But feeling my young’un doin’ dances in my belly reminded me I had a more important task ahead.
Now that it’s been 5 YEARS (!!!), I am reflecting on my journey so far.
5 Things I Wish I Knew 5 Years Ago.
1. Because I grew up desperate for the Mother I never had, it was in my head that once I had kids, all I would be doing for 18 YEARS is raisin’ young’uns. During this past year my older young’un actually likes doing other things that do not include me. It’s weird (in a good way) to see my almost 5-year-old stretching her independence.
If I could go back in time, I would have told my pregnant self that in 5 years, I just might start thinking about having a career again (if I want one again), or doing something totally different (like blogging!?).

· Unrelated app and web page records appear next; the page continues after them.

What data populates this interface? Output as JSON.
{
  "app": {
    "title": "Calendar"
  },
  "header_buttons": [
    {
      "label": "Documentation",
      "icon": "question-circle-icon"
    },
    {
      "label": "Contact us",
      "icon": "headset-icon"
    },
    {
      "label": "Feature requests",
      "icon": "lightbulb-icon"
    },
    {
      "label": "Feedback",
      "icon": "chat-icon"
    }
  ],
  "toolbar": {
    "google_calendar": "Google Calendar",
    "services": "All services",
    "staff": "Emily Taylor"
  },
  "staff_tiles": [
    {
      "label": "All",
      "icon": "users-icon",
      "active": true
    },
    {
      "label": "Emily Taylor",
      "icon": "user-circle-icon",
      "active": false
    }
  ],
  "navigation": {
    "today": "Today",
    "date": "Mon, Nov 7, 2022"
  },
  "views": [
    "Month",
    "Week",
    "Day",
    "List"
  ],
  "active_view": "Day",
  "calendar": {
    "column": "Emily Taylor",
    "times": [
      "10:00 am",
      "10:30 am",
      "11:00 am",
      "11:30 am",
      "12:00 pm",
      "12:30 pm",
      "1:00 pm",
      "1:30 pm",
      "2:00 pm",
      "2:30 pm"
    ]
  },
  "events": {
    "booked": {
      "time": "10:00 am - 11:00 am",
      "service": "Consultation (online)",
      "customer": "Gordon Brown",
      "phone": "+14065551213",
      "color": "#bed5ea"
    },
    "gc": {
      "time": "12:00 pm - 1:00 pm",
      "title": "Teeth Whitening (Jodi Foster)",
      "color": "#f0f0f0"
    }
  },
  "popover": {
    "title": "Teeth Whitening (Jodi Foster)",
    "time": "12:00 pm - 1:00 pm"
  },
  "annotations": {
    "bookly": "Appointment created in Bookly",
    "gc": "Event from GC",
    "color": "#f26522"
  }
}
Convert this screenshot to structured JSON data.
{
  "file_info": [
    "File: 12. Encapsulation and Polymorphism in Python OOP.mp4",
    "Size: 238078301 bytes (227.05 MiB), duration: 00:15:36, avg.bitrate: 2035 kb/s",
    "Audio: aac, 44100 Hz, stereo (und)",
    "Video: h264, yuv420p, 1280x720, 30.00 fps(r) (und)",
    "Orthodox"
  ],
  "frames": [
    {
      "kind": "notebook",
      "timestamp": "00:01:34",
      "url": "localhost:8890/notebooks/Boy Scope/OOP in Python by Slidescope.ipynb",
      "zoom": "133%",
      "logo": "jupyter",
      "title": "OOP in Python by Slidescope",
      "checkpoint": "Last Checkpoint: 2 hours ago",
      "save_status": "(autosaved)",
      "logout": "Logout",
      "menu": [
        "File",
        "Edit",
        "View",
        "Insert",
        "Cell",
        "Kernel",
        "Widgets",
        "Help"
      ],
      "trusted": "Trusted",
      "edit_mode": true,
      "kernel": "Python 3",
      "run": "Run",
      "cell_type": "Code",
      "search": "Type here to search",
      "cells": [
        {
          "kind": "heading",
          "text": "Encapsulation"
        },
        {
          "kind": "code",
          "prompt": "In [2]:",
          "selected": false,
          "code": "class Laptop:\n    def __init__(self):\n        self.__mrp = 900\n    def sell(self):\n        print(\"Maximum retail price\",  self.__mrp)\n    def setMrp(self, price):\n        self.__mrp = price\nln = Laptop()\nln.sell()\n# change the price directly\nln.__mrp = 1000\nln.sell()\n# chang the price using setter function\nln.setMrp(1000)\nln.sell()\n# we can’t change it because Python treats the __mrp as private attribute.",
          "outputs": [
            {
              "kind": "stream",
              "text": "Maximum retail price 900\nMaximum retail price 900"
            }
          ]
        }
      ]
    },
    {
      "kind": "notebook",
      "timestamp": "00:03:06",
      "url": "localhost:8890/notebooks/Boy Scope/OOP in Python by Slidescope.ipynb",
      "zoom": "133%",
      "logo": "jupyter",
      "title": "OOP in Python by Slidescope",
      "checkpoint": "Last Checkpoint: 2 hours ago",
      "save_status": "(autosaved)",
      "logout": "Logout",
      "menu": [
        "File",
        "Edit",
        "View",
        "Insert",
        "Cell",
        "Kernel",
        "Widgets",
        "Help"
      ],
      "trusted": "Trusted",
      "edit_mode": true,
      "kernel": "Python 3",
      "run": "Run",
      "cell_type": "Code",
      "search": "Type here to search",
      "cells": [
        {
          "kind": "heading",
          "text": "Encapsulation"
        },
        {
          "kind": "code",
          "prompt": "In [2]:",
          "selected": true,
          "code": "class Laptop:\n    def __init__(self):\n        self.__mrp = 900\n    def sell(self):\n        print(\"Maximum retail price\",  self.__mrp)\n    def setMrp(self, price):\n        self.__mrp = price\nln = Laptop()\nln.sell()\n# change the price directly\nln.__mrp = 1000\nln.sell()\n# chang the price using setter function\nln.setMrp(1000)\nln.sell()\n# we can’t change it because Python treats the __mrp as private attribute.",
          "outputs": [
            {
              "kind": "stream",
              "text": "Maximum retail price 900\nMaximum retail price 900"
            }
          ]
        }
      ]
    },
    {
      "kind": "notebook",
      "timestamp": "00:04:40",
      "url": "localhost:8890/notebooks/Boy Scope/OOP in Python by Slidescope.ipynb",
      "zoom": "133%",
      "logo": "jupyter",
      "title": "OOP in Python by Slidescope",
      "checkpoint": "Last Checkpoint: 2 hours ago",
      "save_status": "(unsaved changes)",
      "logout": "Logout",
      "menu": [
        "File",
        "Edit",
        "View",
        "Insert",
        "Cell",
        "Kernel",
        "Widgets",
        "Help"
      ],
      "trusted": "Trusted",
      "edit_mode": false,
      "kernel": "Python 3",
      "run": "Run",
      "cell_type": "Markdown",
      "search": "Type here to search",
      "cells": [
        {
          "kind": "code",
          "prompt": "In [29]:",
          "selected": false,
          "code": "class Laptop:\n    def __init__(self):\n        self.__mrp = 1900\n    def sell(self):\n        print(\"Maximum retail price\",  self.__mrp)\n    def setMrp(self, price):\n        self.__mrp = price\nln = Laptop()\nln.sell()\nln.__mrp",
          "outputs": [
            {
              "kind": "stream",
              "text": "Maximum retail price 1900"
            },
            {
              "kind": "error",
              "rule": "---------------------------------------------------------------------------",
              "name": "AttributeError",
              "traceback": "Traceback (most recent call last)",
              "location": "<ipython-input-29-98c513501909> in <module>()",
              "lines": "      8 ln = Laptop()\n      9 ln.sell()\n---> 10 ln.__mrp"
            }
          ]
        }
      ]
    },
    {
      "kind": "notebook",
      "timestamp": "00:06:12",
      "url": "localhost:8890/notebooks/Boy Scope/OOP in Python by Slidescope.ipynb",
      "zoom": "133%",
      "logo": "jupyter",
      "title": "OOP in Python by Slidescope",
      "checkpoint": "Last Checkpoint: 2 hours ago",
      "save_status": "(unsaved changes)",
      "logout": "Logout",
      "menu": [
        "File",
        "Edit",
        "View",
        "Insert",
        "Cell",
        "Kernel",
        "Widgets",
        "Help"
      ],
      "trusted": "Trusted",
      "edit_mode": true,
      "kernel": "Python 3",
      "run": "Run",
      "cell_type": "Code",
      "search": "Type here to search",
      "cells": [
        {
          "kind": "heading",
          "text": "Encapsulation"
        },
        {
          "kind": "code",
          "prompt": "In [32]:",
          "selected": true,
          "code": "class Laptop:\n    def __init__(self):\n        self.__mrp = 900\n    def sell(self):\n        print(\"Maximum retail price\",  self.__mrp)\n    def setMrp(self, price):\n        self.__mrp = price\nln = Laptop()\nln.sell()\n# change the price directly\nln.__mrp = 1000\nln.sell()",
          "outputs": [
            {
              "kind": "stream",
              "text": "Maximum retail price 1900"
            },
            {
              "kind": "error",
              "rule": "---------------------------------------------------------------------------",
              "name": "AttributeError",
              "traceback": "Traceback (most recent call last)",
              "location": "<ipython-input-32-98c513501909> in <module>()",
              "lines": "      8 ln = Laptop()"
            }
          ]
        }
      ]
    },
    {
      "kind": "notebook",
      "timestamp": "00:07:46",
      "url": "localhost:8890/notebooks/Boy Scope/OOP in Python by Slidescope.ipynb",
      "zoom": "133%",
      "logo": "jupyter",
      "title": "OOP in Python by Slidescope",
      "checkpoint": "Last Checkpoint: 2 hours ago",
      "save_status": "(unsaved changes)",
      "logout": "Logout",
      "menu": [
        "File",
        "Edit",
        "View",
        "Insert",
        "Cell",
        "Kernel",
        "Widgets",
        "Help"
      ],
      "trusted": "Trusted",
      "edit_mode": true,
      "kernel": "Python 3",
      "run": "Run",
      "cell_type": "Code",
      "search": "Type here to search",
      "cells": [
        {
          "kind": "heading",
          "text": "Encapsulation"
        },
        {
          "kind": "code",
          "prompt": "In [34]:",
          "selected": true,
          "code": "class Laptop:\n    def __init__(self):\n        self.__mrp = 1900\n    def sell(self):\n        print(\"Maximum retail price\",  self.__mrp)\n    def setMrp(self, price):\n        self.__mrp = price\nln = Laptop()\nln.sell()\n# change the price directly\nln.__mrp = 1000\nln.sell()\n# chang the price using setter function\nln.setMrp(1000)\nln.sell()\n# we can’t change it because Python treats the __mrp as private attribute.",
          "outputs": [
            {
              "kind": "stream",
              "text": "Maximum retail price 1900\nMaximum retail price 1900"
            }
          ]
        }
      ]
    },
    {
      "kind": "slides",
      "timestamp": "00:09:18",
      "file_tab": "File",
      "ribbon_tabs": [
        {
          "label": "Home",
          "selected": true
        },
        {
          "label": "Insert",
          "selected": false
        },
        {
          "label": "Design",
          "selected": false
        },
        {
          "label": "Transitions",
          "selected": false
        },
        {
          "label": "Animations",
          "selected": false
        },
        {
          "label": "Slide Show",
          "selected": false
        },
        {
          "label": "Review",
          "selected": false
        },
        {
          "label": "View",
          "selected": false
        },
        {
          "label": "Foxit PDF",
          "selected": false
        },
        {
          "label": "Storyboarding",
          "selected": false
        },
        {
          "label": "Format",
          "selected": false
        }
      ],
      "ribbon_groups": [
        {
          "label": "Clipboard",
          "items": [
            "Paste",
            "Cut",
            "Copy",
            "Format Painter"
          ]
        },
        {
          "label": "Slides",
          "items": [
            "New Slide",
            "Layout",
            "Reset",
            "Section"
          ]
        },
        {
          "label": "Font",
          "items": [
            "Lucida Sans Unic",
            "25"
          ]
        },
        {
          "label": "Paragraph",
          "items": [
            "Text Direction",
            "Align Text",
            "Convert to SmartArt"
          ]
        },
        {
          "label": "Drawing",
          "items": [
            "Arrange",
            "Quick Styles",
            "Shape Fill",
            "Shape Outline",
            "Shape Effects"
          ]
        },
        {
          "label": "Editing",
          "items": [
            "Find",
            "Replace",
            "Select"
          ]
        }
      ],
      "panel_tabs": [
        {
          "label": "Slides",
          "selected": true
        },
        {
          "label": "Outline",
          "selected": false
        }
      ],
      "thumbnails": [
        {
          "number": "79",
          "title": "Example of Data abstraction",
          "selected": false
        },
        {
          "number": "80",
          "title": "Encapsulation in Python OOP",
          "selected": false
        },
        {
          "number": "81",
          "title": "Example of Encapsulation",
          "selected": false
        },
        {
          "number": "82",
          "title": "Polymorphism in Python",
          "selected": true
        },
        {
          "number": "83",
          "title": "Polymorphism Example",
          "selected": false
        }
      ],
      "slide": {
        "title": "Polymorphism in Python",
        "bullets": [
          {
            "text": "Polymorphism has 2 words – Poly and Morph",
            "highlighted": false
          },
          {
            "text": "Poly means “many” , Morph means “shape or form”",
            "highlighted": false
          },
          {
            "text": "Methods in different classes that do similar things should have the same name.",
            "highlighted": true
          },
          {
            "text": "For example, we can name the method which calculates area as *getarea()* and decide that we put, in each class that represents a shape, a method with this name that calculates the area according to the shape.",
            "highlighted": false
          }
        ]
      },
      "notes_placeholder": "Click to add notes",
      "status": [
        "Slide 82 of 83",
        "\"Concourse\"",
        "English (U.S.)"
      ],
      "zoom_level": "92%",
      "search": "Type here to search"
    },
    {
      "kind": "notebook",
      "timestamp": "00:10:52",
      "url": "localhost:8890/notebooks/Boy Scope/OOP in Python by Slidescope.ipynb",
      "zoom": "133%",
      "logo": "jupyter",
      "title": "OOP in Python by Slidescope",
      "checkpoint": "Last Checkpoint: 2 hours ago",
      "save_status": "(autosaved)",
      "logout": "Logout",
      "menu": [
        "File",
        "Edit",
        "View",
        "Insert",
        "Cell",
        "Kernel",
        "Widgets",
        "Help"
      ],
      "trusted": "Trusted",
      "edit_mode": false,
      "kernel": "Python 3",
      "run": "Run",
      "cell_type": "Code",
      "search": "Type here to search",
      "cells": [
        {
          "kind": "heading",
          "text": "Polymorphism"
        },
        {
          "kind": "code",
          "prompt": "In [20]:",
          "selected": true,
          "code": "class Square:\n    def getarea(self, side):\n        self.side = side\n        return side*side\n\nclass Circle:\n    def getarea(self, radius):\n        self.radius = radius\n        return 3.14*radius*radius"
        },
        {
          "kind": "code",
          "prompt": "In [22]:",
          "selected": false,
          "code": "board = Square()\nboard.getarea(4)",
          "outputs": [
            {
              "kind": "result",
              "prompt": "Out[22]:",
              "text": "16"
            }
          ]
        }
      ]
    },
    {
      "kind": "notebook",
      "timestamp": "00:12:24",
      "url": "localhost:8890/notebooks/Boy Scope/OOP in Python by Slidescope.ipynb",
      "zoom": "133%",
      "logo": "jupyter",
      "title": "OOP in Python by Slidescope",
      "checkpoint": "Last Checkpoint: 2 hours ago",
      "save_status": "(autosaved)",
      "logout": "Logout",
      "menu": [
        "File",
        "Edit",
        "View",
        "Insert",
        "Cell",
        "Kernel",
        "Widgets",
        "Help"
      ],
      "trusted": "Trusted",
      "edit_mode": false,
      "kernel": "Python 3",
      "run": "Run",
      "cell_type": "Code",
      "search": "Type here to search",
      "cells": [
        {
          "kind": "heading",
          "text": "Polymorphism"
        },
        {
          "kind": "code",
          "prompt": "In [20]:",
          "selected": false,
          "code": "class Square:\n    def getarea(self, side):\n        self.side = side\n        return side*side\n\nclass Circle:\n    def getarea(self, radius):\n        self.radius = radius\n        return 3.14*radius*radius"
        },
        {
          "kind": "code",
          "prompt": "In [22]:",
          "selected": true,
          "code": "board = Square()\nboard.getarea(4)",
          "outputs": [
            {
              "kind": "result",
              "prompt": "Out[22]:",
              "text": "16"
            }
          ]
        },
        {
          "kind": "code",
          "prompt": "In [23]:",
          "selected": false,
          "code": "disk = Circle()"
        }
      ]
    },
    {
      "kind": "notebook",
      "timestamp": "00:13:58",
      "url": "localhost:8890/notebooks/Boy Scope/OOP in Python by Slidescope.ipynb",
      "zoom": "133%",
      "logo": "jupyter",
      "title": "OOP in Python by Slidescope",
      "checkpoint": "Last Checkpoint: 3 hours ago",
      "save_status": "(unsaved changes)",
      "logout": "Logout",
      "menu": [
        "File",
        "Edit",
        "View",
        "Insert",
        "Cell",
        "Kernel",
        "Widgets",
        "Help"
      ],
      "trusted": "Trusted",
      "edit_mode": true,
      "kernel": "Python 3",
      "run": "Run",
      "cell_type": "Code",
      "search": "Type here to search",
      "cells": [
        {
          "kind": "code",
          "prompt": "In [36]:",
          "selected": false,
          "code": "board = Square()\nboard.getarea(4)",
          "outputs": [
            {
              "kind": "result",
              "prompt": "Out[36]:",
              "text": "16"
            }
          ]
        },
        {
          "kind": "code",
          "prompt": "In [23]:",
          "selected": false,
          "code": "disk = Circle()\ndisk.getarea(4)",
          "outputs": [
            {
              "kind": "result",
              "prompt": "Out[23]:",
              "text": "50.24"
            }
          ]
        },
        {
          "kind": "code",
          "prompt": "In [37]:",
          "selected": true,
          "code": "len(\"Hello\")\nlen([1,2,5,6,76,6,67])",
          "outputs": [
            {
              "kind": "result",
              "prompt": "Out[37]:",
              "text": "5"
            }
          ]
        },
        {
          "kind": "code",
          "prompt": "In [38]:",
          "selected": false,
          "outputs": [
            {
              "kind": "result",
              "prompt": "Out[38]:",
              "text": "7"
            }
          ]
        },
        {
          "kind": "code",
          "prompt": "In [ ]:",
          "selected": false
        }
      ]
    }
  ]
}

I also would have reassured myself that I’ll get plenty of new ideas between then and now.
2. What concerned me the most about leaving my career 5 years ago was “I’m gonna forget all this techy stuff.” Well, 5 years later, I haven’t forgotten much. At the time I thought I would forget everything from how TCP/IP works to how to log in to a router. Pregnancy hormones did make me deranged and I probably did have short-term memory loss during the 4+ years that I slept in 3 hour windows. BUT! Headhunters still call me when they have a position to fill (even in this “terrible” economy!), and I’m about 99% sure I could get a job working in my former career if I really wanted.
So 5 years later, I still feel “relevant”. And actually, I believe I would make a more valuable employee now than I did during my pre-Mother days.
3. A lot of well-intentioned people told me during the early stages of Motherhood, “oh, it gets a lot better.” Most of the time, they just instinctively said it without me even asking, “is it gonna get better?”
I got so tired of hearing it that I might have rolled my eyes a time or two.
I don’t remember.
I was really tired.
Bottom line: hearing it didn’t help, and me saying it now won’t help anyone else. It’s sort of like trying to explain to a woman with no children how tired she’s gonna be when her first child turns ~9-months-old. Or trying to explain to parents with one kid what it’s like with two.
It’s a level of tired that just can’t be explained, and can’t be understood. Experience is a requirement to understand. On the other side of sheer exhaustion, it has gotten better.
4. No full-time Moms who are in the trenches every day. All day. Warned me about Ugly Thursday (or the 4th day of Daddy’s 5 day work week). Ummm. Maybe I should read #3 again.
And I am convinced that they all knew about it and just didn’t tell me.
Like a cruel joke.
Every full-time Mom knows that by the time Thursday rolls around, something. has. to. give.
Mama’s gotta have a break somehow, someway.
Or she might spontaneously combust.
Seriously. It’s bad. Real bad.
By Friday, I. am. numb.
4+ years of Ugly Thursdays I have come to realize that not only does Mama need a break, but my young’uns also want a break from me.
This is the point when someone needs to Mother The Mother.
By Thursday, I am really longing for a Mother, a sister, an aunt, a Grandma.
Anybody who loves my kid (almost) as much as I do, and “get’s it” that me wanting a break doesn’t mean I don’t love my kids. Someone who knows I just need to get away for about 45 minutes to breathe. And daydream.
I came up empty-handed in the Mother, Sister, Aunt, Cousin department…and Thursday is the day I get the most sad about that.
5. Five years ago I was a neat freak, clean freak germaphobe. If my 5-year-younger-self could see me now. She would vomit. But it’s all good.
The health department hasn’t shut us down and CPS hasn’t knocked on my door.
Maybe they did and I wasn’t home.
My 401k misses me.
My laptop bag feels all empty inside.
My work wardrobe wonders where I went.
But my 2-year-old summed it up best yesterday, “Mommy, I missed you when I was sleeping.”
I am right where I need to be.
With no regrets. And that is the ONE thing I wondered about the most 5 years ago.